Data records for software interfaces
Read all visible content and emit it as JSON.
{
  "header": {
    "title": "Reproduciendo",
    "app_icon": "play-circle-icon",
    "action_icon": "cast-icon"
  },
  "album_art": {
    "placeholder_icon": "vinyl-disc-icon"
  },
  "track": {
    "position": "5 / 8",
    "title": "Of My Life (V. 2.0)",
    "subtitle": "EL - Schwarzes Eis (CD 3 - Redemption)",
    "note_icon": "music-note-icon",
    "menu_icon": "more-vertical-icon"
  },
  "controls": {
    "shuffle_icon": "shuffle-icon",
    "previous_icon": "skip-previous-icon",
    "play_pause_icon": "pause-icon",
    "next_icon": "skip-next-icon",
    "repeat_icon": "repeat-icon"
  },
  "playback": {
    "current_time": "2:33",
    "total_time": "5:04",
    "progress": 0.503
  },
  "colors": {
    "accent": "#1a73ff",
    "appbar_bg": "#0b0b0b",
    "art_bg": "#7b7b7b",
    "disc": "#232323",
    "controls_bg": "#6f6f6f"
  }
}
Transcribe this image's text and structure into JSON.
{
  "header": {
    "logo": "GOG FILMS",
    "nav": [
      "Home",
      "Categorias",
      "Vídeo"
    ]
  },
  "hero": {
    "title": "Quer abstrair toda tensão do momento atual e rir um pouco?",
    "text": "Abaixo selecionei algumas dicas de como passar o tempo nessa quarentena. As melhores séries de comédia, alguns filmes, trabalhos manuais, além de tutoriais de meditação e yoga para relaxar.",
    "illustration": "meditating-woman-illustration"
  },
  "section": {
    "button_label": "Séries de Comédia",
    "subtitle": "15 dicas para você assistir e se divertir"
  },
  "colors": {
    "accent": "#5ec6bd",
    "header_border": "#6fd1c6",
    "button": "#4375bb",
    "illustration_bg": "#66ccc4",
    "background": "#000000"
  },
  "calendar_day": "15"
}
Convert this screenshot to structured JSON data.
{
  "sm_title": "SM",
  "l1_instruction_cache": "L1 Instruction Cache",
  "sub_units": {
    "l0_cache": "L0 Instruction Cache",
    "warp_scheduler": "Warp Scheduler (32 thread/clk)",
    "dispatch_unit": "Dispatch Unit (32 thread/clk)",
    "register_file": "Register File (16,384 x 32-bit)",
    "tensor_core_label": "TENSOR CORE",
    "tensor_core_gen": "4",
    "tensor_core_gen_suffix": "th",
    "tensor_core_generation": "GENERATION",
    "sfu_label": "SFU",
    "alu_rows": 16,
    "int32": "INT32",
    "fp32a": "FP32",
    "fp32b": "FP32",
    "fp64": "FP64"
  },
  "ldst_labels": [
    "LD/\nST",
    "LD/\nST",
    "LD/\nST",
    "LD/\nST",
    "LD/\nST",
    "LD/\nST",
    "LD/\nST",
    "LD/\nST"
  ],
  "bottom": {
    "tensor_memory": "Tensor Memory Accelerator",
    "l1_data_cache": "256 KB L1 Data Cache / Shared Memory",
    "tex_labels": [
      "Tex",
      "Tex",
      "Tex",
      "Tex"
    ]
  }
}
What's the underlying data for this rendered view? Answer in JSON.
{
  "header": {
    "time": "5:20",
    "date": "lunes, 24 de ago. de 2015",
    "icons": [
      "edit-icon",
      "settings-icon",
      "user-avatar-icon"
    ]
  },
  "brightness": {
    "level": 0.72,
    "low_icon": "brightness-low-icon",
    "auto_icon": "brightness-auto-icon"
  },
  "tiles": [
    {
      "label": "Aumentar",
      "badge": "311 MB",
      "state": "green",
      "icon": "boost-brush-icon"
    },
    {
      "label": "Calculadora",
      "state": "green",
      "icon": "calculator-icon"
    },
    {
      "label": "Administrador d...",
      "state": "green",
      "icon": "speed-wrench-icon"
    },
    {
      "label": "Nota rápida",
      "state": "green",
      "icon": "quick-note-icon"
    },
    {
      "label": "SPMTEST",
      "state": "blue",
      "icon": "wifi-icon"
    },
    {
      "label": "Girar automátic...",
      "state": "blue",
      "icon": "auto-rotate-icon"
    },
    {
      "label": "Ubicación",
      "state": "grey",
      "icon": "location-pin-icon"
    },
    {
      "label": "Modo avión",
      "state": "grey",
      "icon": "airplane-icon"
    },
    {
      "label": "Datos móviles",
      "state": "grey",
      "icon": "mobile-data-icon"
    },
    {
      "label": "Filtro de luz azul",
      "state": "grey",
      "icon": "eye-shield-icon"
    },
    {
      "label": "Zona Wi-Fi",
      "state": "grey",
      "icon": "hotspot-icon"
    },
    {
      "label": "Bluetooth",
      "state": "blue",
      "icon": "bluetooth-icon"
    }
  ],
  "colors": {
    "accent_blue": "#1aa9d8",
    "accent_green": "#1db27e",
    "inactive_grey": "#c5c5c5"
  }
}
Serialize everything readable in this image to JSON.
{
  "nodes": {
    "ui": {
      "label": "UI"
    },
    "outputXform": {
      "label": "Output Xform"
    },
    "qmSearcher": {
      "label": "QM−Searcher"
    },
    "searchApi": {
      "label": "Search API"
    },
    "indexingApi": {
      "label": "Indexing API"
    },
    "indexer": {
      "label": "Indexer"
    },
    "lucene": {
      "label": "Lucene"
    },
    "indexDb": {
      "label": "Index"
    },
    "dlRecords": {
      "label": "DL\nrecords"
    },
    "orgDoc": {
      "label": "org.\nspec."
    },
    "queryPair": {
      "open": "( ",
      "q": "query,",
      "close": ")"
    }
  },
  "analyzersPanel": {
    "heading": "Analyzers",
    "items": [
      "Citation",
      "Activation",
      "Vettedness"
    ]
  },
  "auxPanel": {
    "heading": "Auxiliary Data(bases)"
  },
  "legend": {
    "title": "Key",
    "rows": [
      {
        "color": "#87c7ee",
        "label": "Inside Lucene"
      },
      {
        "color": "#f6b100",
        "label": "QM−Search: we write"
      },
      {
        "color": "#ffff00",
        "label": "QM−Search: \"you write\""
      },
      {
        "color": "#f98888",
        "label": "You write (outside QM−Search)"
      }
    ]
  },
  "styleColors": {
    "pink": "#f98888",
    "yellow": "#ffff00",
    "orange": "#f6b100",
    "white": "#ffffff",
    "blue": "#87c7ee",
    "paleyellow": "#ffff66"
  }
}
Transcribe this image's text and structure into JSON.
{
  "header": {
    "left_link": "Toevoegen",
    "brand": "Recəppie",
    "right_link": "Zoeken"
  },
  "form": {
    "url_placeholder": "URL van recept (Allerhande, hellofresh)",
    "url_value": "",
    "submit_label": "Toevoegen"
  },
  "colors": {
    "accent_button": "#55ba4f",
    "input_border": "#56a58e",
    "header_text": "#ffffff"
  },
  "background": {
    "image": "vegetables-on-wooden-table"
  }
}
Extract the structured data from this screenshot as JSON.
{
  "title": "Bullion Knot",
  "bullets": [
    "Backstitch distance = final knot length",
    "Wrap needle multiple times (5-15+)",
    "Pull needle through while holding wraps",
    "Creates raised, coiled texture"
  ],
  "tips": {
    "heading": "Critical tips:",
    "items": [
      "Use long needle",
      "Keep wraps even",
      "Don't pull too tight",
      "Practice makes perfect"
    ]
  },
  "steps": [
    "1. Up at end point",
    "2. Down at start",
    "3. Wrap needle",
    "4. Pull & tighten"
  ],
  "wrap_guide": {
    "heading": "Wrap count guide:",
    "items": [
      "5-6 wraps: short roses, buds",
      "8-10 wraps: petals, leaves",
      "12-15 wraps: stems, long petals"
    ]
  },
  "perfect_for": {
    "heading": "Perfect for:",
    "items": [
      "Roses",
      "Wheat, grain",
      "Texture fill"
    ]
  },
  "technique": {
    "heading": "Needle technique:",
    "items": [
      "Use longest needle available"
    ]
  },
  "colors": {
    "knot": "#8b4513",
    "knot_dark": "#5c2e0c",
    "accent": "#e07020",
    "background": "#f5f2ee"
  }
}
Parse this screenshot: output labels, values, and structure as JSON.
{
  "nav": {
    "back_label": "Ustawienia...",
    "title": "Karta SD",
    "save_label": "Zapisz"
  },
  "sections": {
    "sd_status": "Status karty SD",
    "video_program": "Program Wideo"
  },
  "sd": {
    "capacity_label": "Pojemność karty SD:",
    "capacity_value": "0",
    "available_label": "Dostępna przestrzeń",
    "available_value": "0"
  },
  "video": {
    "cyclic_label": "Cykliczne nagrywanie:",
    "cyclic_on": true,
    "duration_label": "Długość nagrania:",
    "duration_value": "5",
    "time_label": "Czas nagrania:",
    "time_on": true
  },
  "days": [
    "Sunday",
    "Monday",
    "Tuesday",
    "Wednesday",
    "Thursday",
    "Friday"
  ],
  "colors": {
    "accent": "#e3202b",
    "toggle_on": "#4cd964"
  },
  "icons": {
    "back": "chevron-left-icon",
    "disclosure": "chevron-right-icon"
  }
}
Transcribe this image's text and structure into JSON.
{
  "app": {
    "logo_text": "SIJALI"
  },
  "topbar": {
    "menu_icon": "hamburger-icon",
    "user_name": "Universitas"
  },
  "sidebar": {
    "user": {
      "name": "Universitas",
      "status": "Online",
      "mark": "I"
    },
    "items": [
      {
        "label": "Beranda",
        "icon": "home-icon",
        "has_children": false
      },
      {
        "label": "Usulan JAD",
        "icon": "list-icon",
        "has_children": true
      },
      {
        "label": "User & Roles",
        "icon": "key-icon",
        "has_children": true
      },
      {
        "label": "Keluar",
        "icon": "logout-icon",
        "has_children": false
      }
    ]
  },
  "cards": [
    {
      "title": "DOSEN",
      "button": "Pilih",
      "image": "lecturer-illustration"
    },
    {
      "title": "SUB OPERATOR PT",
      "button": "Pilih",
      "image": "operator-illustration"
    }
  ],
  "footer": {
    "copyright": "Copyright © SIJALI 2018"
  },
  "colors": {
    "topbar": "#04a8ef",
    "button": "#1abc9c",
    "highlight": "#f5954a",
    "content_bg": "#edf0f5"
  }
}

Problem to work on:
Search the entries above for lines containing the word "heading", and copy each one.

The answer:
    "heading": "Analyzers",
    "heading": "Auxiliary Data(bases)"
    "heading": "Critical tips:",
    "heading": "Wrap count guide:",
    "heading": "Perfect for:",
    "heading": "Needle technique:",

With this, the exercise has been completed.